The Constitutional Court will today (Friday) hand down judgment on whether parliament must start impeachment proceedings against President Jacob Zuma.

eNCA reported that the application to the court was brought by the EFF and other opposition parties, after the Constitutional Court found that Zuma had failed to uphold the constitution in his handling of the Nkandla matter. Judgment was reserved in September.

Earlier, the court found that Zuma had failed to uphold the constitution by failing to implement the public protector's remedial action as stipulated in her Nkandla report that he pay back a reasonable amount of money for the nonsecurity upgrades at his home.

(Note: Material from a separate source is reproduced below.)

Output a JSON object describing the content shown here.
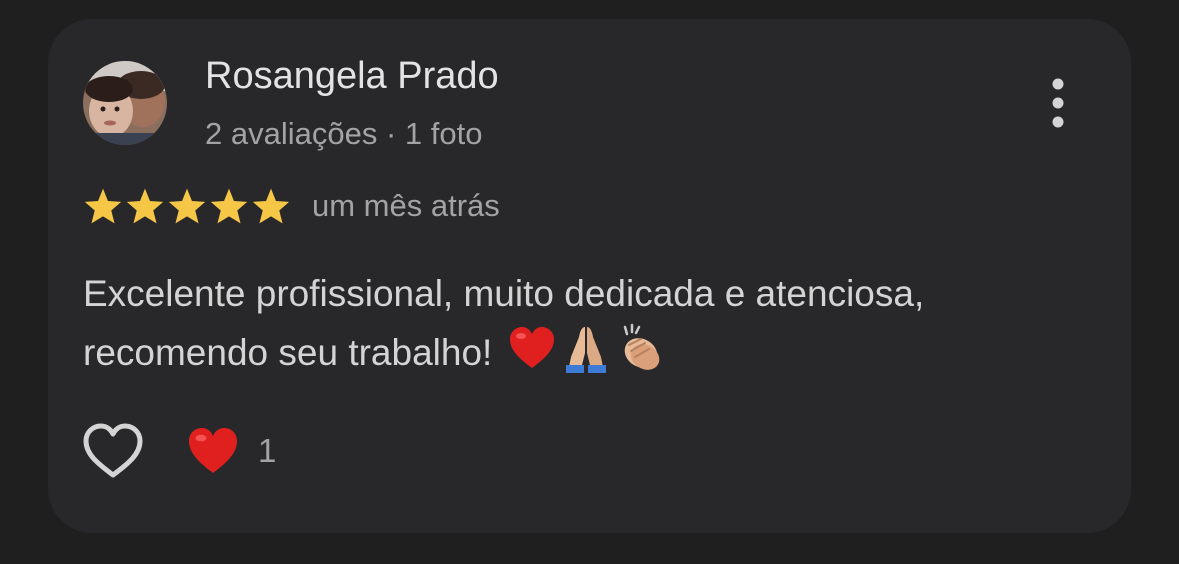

According to News24, judgment is expected at 10am on "whether the national assembly failed to put in place mechanisms to hold the president accountable". The application was brought in February.

Opposition parties had argued that the speaker of the national assembly had a duty to take action against Zuma after the court ruling.

The EFF and others applied for direct access to the court "as a last resort".

"We approach the Constitutional Court as a last resort based on the belief that Zuma's conduct around the Nkandla matter, both inside and outside of parliament, renders him unfit to hold the high office of president of the Republic of South Africa," EFF leader Julius Malema said at the time.

After the court ruling on Nkandla, national treasury determined that Zuma should pay back R7.8-million, which he did in September 2016.

According to TimesLive, the hearing in February ran to ten hours of arguments, as lawyers for opposition parties tried to convince the justices that they should find that parliament had failed in its duties to hold Zuma to account. But the court expressed concern that it was being asked to interfere with parliament's business, in violation of the separation of powers principle.